“No doubt, in law, the fact the process of execution has been put in motion, or is likely to be put in motion, by itself, does not amount to substantial loss. Even when execution has been levied and completed, that is to say, the attached properties have been sold, as is the case here, does not in itself amount to substantial loss under Order 42 Rule 6 of CPR. This is because execution is a lawful process. The applicant must establish other factors which show that the execution will create a state of affairs that will irreparably affect or negate the very essential core of the applicant as the successful party on appeal ... the issue of substantial loss is the cornerstone of both jurisdictions. Substantial loss is what has to be prevented by preserving the status quo because such loss would render the appeal nugatory.”
That while the plaintiff has through the submissions alleged he was in possession of the suit land, he had at paragraphs 8 of the supporting affidavit stated that the Interested Party had entered onto the land. That was confirmed by the Interested Party through paragraph 7 of the replying affidavit when he stated that “ .. I am currently in occupation of the suit subject matter ..” . That from the available evidence, the Plaintiff has failed to show that he is the one in occupation as the suit land.
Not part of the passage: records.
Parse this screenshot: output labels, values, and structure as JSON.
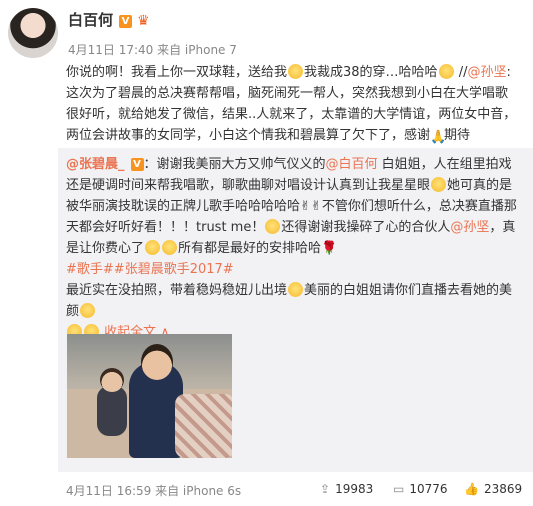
{
  "post": {
    "author": "白百何",
    "v_badge": "V",
    "crown": "♛",
    "meta": "4月11日 17:40 来自 iPhone 7",
    "text_1": "你说的啊！我看上你一双球鞋，送给我",
    "text_2": "我裁成38的穿…哈哈哈",
    "text_3": " //",
    "mention_1": "@孙坚",
    "text_4": ":这次为了碧晨的总决赛帮帮唱，脑死闹死一帮人，突然我想到小白在大学唱歌很好听，就给她发了微信，结果..人就来了，太靠谱的大学情谊，两位女中音，两位会讲故事的女同学，小白这个情我和碧晨算了欠下了，感谢",
    "text_5": "期待"
  },
  "repost": {
    "author": "@张碧晨_",
    "v_badge": "V",
    "line_1": "：谢谢我美丽大方又帅气仪义的",
    "mention_1": "@白百何",
    "line_2": " 白姐姐，人在组里拍戏还是硬调时间来帮我唱歌，聊歌曲聊对唱设计认真到让我星星眼",
    "line_3": "她可真的是被华丽演技耽误的正牌儿歌手哈哈哈哈哈",
    "line_4": "不管你们想听什么，总决赛直播那天都会好听好看！！！trust me！",
    "line_5": "还得谢谢我操碎了心的合伙人",
    "mention_2": "@孙坚",
    "line_6": "，真是让你费心了",
    "line_7": "所有都是最好的安排哈哈",
    "hashtag_1": "#歌手#",
    "hashtag_2": "#张碧晨歌手2017#",
    "line_8": "最近实在没拍照，带着稳妈稳妞儿出境",
    "line_9": "美丽的白姐姐请你们直播去看她的美颜",
    "collapse": "收起全文",
    "collapse_arrow": "∧",
    "footer_meta": "4月11日 16:59 来自 iPhone 6s",
    "reposts": "19983",
    "comments": "10776",
    "likes": "23869",
    "icon_repost": "repost-icon",
    "icon_comment": "comment-icon",
    "icon_like": "like-icon"
  },
  "colors": {
    "link": "#eb7350",
    "repost_bg": "#f2f2f5",
    "meta": "#888888"
  }
}
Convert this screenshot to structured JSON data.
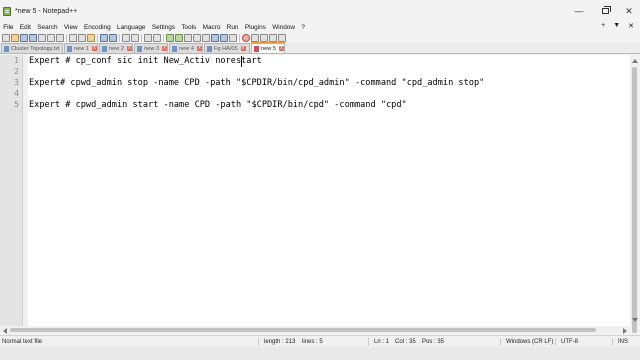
{
  "window": {
    "title": "*new 5 - Notepad++",
    "controls": {
      "minimize": "—",
      "close": "✕"
    }
  },
  "menu": {
    "items": [
      "File",
      "Edit",
      "Search",
      "View",
      "Encoding",
      "Language",
      "Settings",
      "Tools",
      "Macro",
      "Run",
      "Plugins",
      "Window",
      "?"
    ],
    "right": [
      "+",
      "▼",
      "✕"
    ]
  },
  "tabs": [
    {
      "label": "Cluster Topology.txt",
      "close": "x"
    },
    {
      "label": "new 1",
      "close": "x"
    },
    {
      "label": "new 2",
      "close": "x"
    },
    {
      "label": "new 3",
      "close": "x"
    },
    {
      "label": "new 4",
      "close": "x"
    },
    {
      "label": "Fg HA/05",
      "close": "x"
    },
    {
      "label": "new 5",
      "close": "x",
      "active": true
    }
  ],
  "editor": {
    "lines": [
      {
        "number": "1",
        "text": "Expert # cp_conf sic init New_Activ norestart"
      },
      {
        "number": "2",
        "text": ""
      },
      {
        "number": "3",
        "text": "Expert# cpwd_admin stop -name CPD -path \"$CPDIR/bin/cpd_admin\" -command \"cpd_admin stop\""
      },
      {
        "number": "4",
        "text": ""
      },
      {
        "number": "5",
        "text": "Expert # cpwd_admin start -name CPD -path \"$CPDIR/bin/cpd\" -command \"cpd\""
      }
    ]
  },
  "status": {
    "file_type": "Normal text file",
    "length": "length : 213",
    "lines": "lines : 5",
    "ln": "Ln : 1",
    "col": "Col : 35",
    "pos": "Pos : 35",
    "eol": "Windows (CR LF)",
    "encoding": "UTF-8",
    "mode": "INS"
  },
  "colors": {
    "active_tab_accent": "#f2a13a",
    "editor_background": "#ffffff",
    "gutter_background": "#e4e4e4"
  }
}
g. That from the foregoing, the court finds the Plaintiff has failed to establish the nature of the substantial loss that he is likely to suffer unless the stay order is issued. He has also failed to offer seasonable explanation for the delay in filing the application. That even if the plaintiff has at ground (e) expressed his readiness to abide by any reasonable conditions as may be imposed, the court finds he has failed to meet the threshold or the requirements of Order 42 Rule 6 of the Civil Procedure Rules, to be deserving of the prayer sought.
h. That the Plaintiff having failed to succeed in his application should under section 27 of the Civil Procedure Act chapter 21 of the Laws of Kenya, pay the Interested Party costs of the notice of motion.
6. That flowing from above the Plaintiff’s notice of motion dated the 24th March 2021 is without merit and is dismissed with costs to the Interested Party.
It is so ordered.
DATED AND VIRTUALLY DELIVERED THIS ……16th …... DAY OF MARCH 2022.
IN THE VIRTUAL PRESENCE OF;
DEFENDANT: …………………………………………………….... Absent
INTERESTED PARTY: ………………………………………………
COUNSEL: ………Ms. Chege for Interested Party…………………
COURT ASSISTANT: ONIALA